Records That Didn't Really Need Breaking

Burt Prelutsky

10/26/2007 12:01:00 AM - Burt Prelutsky

As a rule, if I think about places where I’m most likely to encounter truly eccentric characters, I think first about English mystery novels, the floor of the U.S. Senate or my family reunions. But even the likes of Miss Jane Marple, Hercule Poirot, Robert Byrd, Ted Kennedy and my uncle Jake, all pale by comparison to the folks whose exploits are chronicled in the pages of the Guinness Book of World Records.

What makes the book such a marvel is that the records are simply listed without commentary or explanation. Nobody, for instance, bothered asking Jackie Bibby why one day he decided to share his bath with 75 rattlesnakes. Was it simply because the previous record holder had shared his bath with 74 rattlesnakes or did the number 75 hold special meaning for him? Was it perhaps his IQ?

According to Reuters, which somehow got its hands on the new edition before the rest of us, there is hardly a nation on earth that isn’t represented in this odd catalogue of human achievements.

For instance, Germany’s Thomas Vogel, using only one hand, mind you, managed to unfasten 56 bras in just 60 seconds, while on the other side of the world 3,541 women in the Philippines got together in order to simultaneously breast-feed their babies.

In India, Yoga instructor G.P. Vijayakumar snorted eight fish from his mouth through his nostrils in a minute. I can’t help wondering how a guy first comes to realize he has this gift.

In Italy, Michele Santana decided that a good way to spend her time was by typing 57 books backwards. Again, one wonders if the old record was 56 or if, as she began typing book number 58, she belatedly came to her senses.

Australian John Allwood, whose last name probably best describes his head, took just a minute to smash 40 watermelons with his noggin.

Ms. Lee Richmond, the pride of Utah, has fingernails that are a combined 24 feet seven inches long. That translates to about two-and-a-half feet per nail. While I wouldn’t pay a plugged nickel to watch Ms. Santana type those 57 books, I’d pay good money to watch Ms. Richmond try to type a single page.

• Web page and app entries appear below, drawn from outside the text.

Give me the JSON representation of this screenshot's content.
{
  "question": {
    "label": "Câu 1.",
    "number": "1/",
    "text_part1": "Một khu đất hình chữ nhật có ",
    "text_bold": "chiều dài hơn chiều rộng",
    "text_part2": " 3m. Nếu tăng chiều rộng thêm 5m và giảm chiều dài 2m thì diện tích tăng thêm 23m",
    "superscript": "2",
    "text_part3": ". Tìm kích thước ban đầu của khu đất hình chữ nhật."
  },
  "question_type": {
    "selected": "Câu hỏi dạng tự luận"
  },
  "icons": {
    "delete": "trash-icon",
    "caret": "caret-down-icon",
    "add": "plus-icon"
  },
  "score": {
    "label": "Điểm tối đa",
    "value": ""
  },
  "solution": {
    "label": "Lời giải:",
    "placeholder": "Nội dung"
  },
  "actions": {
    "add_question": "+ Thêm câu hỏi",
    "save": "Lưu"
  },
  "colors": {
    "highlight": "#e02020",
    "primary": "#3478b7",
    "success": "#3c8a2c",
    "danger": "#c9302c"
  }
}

The tallest man in the world is Leonid Stadnik of the Ukraine, who stands 8’5” and the tallest woman is Indiana’s Sandy Allen, who tops out at 7’7”. So far as I know, Mr. Stadnik and Ms. Allen have never met. But it might be a nice idea if they did. They’d probably have a lot to talk about. If nothing else, it would finally give her the opportunity to ask someone else how the weather is up there.

Vietnam’s Tran Van Hay, who has saved a great deal of money by not going to the barber in over 30 years, has hair that’s 20 feet long. To give you some idea how long that is, if Ms. Allen stood on Mr. Stadnik’s head, Mr. Hay’s hair would still beat them by a good four feet.

Switzerland’s Marco Hurt can fit 264 straws in his mouth at one time, so don’t even think about sharing a chocolate soda with this guy.

Brazilian-born Elaine Davidson, who has 4,250 body piercings, somehow ended up living in Scotland, of all places. I can only assume that someone in Glasgow was playing with a very large magnet one day.

The claim to fame of Frenchman Michel Lotito, who apparently never heard of garage sales, is that he has consumed 128 bicycles, 15 supermarket carts, six chandeliers, two beds and a pair of skis. I guess a nice cream sauce makes all the difference.

And, finally,Turkey is represented by Mahmet Ozyurek, who has a nose that’s three-and-a-half inches long. As achievements go, that’s not much. But as noses go, it’s certainly nothing to sneeze at.